Assignment:
Give back every record below precisely as written.

Given data:
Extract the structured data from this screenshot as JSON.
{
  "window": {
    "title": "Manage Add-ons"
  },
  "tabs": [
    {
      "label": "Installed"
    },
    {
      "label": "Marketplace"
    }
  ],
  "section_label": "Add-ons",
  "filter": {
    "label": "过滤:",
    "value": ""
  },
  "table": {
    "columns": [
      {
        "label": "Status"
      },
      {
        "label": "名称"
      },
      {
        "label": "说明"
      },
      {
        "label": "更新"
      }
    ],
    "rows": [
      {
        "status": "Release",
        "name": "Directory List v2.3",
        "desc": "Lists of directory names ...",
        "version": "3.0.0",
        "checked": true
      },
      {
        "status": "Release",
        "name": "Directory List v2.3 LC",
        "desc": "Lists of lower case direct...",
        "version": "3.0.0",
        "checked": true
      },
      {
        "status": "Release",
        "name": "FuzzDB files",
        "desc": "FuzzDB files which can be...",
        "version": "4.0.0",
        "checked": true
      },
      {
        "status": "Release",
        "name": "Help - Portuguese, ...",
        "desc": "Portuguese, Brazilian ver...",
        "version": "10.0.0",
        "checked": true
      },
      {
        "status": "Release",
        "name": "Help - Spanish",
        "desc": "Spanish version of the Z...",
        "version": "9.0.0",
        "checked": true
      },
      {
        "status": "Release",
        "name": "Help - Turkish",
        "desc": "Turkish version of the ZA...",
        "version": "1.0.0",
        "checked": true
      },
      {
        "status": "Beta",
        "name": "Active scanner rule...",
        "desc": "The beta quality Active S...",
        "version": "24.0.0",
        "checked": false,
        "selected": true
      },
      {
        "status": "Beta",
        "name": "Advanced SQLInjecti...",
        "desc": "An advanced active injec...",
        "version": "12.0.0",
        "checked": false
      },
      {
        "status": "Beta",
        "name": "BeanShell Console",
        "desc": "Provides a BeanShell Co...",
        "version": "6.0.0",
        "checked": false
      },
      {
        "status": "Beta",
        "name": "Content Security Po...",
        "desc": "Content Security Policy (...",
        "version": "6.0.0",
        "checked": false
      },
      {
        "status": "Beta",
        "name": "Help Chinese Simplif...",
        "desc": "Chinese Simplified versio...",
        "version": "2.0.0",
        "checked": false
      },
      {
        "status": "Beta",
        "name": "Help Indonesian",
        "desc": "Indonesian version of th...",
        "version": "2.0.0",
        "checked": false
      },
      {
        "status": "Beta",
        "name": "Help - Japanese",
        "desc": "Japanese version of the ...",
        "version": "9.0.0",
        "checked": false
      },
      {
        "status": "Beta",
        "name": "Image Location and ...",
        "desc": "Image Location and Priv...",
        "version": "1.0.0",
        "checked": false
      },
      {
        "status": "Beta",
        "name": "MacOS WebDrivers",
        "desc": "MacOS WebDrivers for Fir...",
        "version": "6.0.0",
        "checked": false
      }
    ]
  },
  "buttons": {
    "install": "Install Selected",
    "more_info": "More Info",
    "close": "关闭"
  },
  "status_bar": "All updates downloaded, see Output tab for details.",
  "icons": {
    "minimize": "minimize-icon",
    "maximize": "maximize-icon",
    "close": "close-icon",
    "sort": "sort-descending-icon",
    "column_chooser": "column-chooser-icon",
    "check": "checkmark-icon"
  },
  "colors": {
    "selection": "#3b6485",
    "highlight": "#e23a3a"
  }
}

Solution for this problem:
Extract the structured data from this screenshot as JSON.
{
  "window": {
    "title": "Manage Add-ons"
  },
  "tabs": [
    {
      "label": "Installed"
    },
    {
      "label": "Marketplace"
    }
  ],
  "section_label": "Add-ons",
  "filter": {
    "label": "过滤:",
    "value": ""
  },
  "table": {
    "columns": [
      {
        "label": "Status"
      },
      {
        "label": "名称"
      },
      {
        "label": "说明"
      },
      {
        "label": "更新"
      }
    ],
    "rows": [
      {
        "status": "Release",
        "name": "Directory List v2.3",
        "desc": "Lists of directory names ...",
        "version": "3.0.0",
        "checked": true
      },
      {
        "status": "Release",
        "name": "Directory List v2.3 LC",
        "desc": "Lists of lower case direct...",
        "version": "3.0.0",
        "checked": true
      },
      {
        "status": "Release",
        "name": "FuzzDB files",
        "desc": "FuzzDB files which can be...",
        "version": "4.0.0",
        "checked": true
      },
      {
        "status": "Release",
        "name": "Help - Portuguese, ...",
        "desc": "Portuguese, Brazilian ver...",
        "version": "10.0.0",
        "checked": true
      },
      {
        "status": "Release",
        "name": "Help - Spanish",
        "desc": "Spanish version of the Z...",
        "version": "9.0.0",
        "checked": true
      },
      {
        "status": "Release",
        "name": "Help - Turkish",
        "desc": "Turkish version of the ZA...",
        "version": "1.0.0",
        "checked": true
      },
      {
        "status": "Beta",
        "name": "Active scanner rule...",
        "desc": "The beta quality Active S...",
        "version": "24.0.0",
        "checked": false,
        "selected": true
      },
      {
        "status": "Beta",
        "name": "Advanced SQLInjecti...",
        "desc": "An advanced active injec...",
        "version": "12.0.0",
        "checked": false
      },
      {
        "status": "Beta",
        "name": "BeanShell Console",
        "desc": "Provides a BeanShell Co...",
        "version": "6.0.0",
        "checked": false
      },
      {
        "status": "Beta",
        "name": "Content Security Po...",
        "desc": "Content Security Policy (...",
        "version": "6.0.0",
        "checked": false
      },
      {
        "status": "Beta",
        "name": "Help Chinese Simplif...",
        "desc": "Chinese Simplified versio...",
        "version": "2.0.0",
        "checked": false
      },
      {
        "status": "Beta",
        "name": "Help Indonesian",
        "desc": "Indonesian version of th...",
        "version": "2.0.0",
        "checked": false
      },
      {
        "status": "Beta",
        "name": "Help - Japanese",
        "desc": "Japanese version of the ...",
        "version": "9.0.0",
        "checked": false
      },
      {
        "status": "Beta",
        "name": "Image Location and ...",
        "desc": "Image Location and Priv...",
        "version": "1.0.0",
        "checked": false
      },
      {
        "status": "Beta",
        "name": "MacOS WebDrivers",
        "desc": "MacOS WebDrivers for Fir...",
        "version": "6.0.0",
        "checked": false
      }
    ]
  },
  "buttons": {
    "install": "Install Selected",
    "more_info": "More Info",
    "close": "关闭"
  },
  "status_bar": "All updates downloaded, see Output tab for details.",
  "icons": {
    "minimize": "minimize-icon",
    "maximize": "maximize-icon",
    "close": "close-icon",
    "sort": "sort-descending-icon",
    "column_chooser": "column-chooser-icon",
    "check": "checkmark-icon"
  },
  "colors": {
    "selection": "#3b6485",
    "highlight": "#e23a3a"
  }
}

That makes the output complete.